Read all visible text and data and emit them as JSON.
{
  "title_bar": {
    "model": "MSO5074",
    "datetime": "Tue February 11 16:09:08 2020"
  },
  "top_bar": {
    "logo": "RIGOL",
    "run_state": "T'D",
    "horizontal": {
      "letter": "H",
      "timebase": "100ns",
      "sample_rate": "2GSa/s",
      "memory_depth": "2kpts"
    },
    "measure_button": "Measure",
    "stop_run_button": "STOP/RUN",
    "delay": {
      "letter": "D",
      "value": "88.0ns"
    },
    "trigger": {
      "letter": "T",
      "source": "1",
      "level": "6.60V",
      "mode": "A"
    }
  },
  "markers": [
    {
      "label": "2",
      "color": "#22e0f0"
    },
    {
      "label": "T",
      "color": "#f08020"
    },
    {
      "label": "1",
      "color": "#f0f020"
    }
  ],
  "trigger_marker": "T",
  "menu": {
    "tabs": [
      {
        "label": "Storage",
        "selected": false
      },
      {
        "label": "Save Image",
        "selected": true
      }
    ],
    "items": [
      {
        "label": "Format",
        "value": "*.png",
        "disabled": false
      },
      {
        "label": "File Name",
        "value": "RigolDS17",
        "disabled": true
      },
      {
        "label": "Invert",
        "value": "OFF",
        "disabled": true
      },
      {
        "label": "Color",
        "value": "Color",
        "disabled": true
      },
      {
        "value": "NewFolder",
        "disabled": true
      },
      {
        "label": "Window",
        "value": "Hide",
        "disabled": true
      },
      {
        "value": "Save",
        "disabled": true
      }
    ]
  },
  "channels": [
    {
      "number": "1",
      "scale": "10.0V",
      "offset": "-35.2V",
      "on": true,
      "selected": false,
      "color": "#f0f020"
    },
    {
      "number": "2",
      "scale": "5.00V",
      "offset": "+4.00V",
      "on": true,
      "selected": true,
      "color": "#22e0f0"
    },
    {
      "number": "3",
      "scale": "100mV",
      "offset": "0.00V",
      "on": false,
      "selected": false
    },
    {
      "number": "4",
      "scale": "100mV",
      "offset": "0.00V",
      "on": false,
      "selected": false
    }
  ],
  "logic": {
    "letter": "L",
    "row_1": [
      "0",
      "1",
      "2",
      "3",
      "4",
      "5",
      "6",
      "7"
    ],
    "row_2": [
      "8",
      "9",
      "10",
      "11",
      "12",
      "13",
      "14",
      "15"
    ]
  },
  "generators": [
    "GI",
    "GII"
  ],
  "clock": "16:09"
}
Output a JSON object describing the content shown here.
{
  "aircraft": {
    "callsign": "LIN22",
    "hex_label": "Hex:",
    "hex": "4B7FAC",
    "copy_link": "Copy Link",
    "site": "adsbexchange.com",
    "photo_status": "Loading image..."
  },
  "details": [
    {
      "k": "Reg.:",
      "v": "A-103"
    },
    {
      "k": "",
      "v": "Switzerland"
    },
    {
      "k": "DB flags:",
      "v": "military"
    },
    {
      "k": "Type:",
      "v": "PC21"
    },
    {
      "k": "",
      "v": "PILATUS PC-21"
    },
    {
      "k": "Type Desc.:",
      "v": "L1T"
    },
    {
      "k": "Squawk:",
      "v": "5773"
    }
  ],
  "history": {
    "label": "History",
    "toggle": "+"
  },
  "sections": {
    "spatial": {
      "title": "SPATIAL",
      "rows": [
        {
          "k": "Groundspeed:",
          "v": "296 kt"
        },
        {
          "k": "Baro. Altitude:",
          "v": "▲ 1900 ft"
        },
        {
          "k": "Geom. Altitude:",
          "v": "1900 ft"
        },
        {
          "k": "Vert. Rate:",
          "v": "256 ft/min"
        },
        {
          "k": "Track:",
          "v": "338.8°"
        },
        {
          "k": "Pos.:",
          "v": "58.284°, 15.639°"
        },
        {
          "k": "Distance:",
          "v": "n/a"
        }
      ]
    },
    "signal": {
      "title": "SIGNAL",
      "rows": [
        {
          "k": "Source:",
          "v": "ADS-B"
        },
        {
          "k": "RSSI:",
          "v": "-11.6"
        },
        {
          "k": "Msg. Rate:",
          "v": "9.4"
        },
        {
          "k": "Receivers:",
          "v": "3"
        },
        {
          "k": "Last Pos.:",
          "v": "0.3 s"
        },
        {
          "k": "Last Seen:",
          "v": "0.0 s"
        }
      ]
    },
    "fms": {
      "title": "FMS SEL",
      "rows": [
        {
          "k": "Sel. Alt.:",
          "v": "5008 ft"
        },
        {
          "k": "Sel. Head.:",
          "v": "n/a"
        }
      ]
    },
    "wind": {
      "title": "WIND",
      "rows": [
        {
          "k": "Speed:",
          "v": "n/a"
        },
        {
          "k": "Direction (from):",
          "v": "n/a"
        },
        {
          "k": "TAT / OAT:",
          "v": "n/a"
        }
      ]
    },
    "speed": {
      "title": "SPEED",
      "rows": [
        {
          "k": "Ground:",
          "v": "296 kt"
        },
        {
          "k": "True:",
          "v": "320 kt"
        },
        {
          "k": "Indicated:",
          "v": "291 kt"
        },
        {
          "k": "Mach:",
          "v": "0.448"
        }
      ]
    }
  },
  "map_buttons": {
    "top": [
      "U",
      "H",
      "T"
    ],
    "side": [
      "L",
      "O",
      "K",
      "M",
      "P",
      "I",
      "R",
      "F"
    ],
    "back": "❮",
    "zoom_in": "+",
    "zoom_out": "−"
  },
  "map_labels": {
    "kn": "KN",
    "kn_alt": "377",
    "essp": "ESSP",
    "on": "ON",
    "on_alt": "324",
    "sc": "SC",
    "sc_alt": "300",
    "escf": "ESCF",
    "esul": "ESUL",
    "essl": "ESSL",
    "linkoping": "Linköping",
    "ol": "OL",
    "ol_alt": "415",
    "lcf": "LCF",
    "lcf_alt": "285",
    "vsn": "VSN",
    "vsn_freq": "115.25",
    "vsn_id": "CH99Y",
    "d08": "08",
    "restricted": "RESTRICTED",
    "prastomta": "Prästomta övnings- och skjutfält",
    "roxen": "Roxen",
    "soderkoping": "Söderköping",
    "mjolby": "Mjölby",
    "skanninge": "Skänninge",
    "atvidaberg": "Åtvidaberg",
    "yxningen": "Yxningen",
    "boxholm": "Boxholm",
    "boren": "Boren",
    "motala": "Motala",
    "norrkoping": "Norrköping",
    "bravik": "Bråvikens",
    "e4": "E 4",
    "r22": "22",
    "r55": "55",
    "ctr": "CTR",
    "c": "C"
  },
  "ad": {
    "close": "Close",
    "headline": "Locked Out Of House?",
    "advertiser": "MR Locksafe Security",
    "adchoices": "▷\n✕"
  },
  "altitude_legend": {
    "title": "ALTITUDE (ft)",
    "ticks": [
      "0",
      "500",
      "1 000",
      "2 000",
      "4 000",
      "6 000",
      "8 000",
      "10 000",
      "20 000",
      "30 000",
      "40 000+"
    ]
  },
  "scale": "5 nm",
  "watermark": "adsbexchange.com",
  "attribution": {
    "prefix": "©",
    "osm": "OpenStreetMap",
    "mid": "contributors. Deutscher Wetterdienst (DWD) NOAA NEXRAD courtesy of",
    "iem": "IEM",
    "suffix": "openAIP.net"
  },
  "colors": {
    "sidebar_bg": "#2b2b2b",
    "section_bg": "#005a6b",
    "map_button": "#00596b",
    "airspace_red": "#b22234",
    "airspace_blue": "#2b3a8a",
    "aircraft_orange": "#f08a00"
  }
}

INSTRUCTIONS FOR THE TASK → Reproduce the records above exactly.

RESPONSE BELOW →
Read all visible text and data and emit them as JSON.
{
  "title_bar": {
    "model": "MSO5074",
    "datetime": "Tue February 11 16:09:08 2020"
  },
  "top_bar": {
    "logo": "RIGOL",
    "run_state": "T'D",
    "horizontal": {
      "letter": "H",
      "timebase": "100ns",
      "sample_rate": "2GSa/s",
      "memory_depth": "2kpts"
    },
    "measure_button": "Measure",
    "stop_run_button": "STOP/RUN",
    "delay": {
      "letter": "D",
      "value": "88.0ns"
    },
    "trigger": {
      "letter": "T",
      "source": "1",
      "level": "6.60V",
      "mode": "A"
    }
  },
  "markers": [
    {
      "label": "2",
      "color": "#22e0f0"
    },
    {
      "label": "T",
      "color": "#f08020"
    },
    {
      "label": "1",
      "color": "#f0f020"
    }
  ],
  "trigger_marker": "T",
  "menu": {
    "tabs": [
      {
        "label": "Storage",
        "selected": false
      },
      {
        "label": "Save Image",
        "selected": true
      }
    ],
    "items": [
      {
        "label": "Format",
        "value": "*.png",
        "disabled": false
      },
      {
        "label": "File Name",
        "value": "RigolDS17",
        "disabled": true
      },
      {
        "label": "Invert",
        "value": "OFF",
        "disabled": true
      },
      {
        "label": "Color",
        "value": "Color",
        "disabled": true
      },
      {
        "value": "NewFolder",
        "disabled": true
      },
      {
        "label": "Window",
        "value": "Hide",
        "disabled": true
      },
      {
        "value": "Save",
        "disabled": true
      }
    ]
  },
  "channels": [
    {
      "number": "1",
      "scale": "10.0V",
      "offset": "-35.2V",
      "on": true,
      "selected": false,
      "color": "#f0f020"
    },
    {
      "number": "2",
      "scale": "5.00V",
      "offset": "+4.00V",
      "on": true,
      "selected": true,
      "color": "#22e0f0"
    },
    {
      "number": "3",
      "scale": "100mV",
      "offset": "0.00V",
      "on": false,
      "selected": false
    },
    {
      "number": "4",
      "scale": "100mV",
      "offset": "0.00V",
      "on": false,
      "selected": false
    }
  ],
  "logic": {
    "letter": "L",
    "row_1": [
      "0",
      "1",
      "2",
      "3",
      "4",
      "5",
      "6",
      "7"
    ],
    "row_2": [
      "8",
      "9",
      "10",
      "11",
      "12",
      "13",
      "14",
      "15"
    ]
  },
  "generators": [
    "GI",
    "GII"
  ],
  "clock": "16:09"
}
Output a JSON object describing the content shown here.
{
  "aircraft": {
    "callsign": "LIN22",
    "hex_label": "Hex:",
    "hex": "4B7FAC",
    "copy_link": "Copy Link",
    "site": "adsbexchange.com",
    "photo_status": "Loading image..."
  },
  "details": [
    {
      "k": "Reg.:",
      "v": "A-103"
    },
    {
      "k": "",
      "v": "Switzerland"
    },
    {
      "k": "DB flags:",
      "v": "military"
    },
    {
      "k": "Type:",
      "v": "PC21"
    },
    {
      "k": "",
      "v": "PILATUS PC-21"
    },
    {
      "k": "Type Desc.:",
      "v": "L1T"
    },
    {
      "k": "Squawk:",
      "v": "5773"
    }
  ],
  "history": {
    "label": "History",
    "toggle": "+"
  },
  "sections": {
    "spatial": {
      "title": "SPATIAL",
      "rows": [
        {
          "k": "Groundspeed:",
          "v": "296 kt"
        },
        {
          "k": "Baro. Altitude:",
          "v": "▲ 1900 ft"
        },
        {
          "k": "Geom. Altitude:",
          "v": "1900 ft"
        },
        {
          "k": "Vert. Rate:",
          "v": "256 ft/min"
        },
        {
          "k": "Track:",
          "v": "338.8°"
        },
        {
          "k": "Pos.:",
          "v": "58.284°, 15.639°"
        },
        {
          "k": "Distance:",
          "v": "n/a"
        }
      ]
    },
    "signal": {
      "title": "SIGNAL",
      "rows": [
        {
          "k": "Source:",
          "v": "ADS-B"
        },
        {
          "k": "RSSI:",
          "v": "-11.6"
        },
        {
          "k": "Msg. Rate:",
          "v": "9.4"
        },
        {
          "k": "Receivers:",
          "v": "3"
        },
        {
          "k": "Last Pos.:",
          "v": "0.3 s"
        },
        {
          "k": "Last Seen:",
          "v": "0.0 s"
        }
      ]
    },
    "fms": {
      "title": "FMS SEL",
      "rows": [
        {
          "k": "Sel. Alt.:",
          "v": "5008 ft"
        },
        {
          "k": "Sel. Head.:",
          "v": "n/a"
        }
      ]
    },
    "wind": {
      "title": "WIND",
      "rows": [
        {
          "k": "Speed:",
          "v": "n/a"
        },
        {
          "k": "Direction (from):",
          "v": "n/a"
        },
        {
          "k": "TAT / OAT:",
          "v": "n/a"
        }
      ]
    },
    "speed": {
      "title": "SPEED",
      "rows": [
        {
          "k": "Ground:",
          "v": "296 kt"
        },
        {
          "k": "True:",
          "v": "320 kt"
        },
        {
          "k": "Indicated:",
          "v": "291 kt"
        },
        {
          "k": "Mach:",
          "v": "0.448"
        }
      ]
    }
  },
  "map_buttons": {
    "top": [
      "U",
      "H",
      "T"
    ],
    "side": [
      "L",
      "O",
      "K",
      "M",
      "P",
      "I",
      "R",
      "F"
    ],
    "back": "❮",
    "zoom_in": "+",
    "zoom_out": "−"
  },
  "map_labels": {
    "kn": "KN",
    "kn_alt": "377",
    "essp": "ESSP",
    "on": "ON",
    "on_alt": "324",
    "sc": "SC",
    "sc_alt": "300",
    "escf": "ESCF",
    "esul": "ESUL",
    "essl": "ESSL",
    "linkoping": "Linköping",
    "ol": "OL",
    "ol_alt": "415",
    "lcf": "LCF",
    "lcf_alt": "285",
    "vsn": "VSN",
    "vsn_freq": "115.25",
    "vsn_id": "CH99Y",
    "d08": "08",
    "restricted": "RESTRICTED",
    "prastomta": "Prästomta övnings- och skjutfält",
    "roxen": "Roxen",
    "soderkoping": "Söderköping",
    "mjolby": "Mjölby",
    "skanninge": "Skänninge",
    "atvidaberg": "Åtvidaberg",
    "yxningen": "Yxningen",
    "boxholm": "Boxholm",
    "boren": "Boren",
    "motala": "Motala",
    "norrkoping": "Norrköping",
    "bravik": "Bråvikens",
    "e4": "E 4",
    "r22": "22",
    "r55": "55",
    "ctr": "CTR",
    "c": "C"
  },
  "ad": {
    "close": "Close",
    "headline": "Locked Out Of House?",
    "advertiser": "MR Locksafe Security",
    "adchoices": "▷\n✕"
  },
  "altitude_legend": {
    "title": "ALTITUDE (ft)",
    "ticks": [
      "0",
      "500",
      "1 000",
      "2 000",
      "4 000",
      "6 000",
      "8 000",
      "10 000",
      "20 000",
      "30 000",
      "40 000+"
    ]
  },
  "scale": "5 nm",
  "watermark": "adsbexchange.com",
  "attribution": {
    "prefix": "©",
    "osm": "OpenStreetMap",
    "mid": "contributors. Deutscher Wetterdienst (DWD) NOAA NEXRAD courtesy of",
    "iem": "IEM",
    "suffix": "openAIP.net"
  },
  "colors": {
    "sidebar_bg": "#2b2b2b",
    "section_bg": "#005a6b",
    "map_button": "#00596b",
    "airspace_red": "#b22234",
    "airspace_blue": "#2b3a8a",
    "aircraft_orange": "#f08a00"
  }
}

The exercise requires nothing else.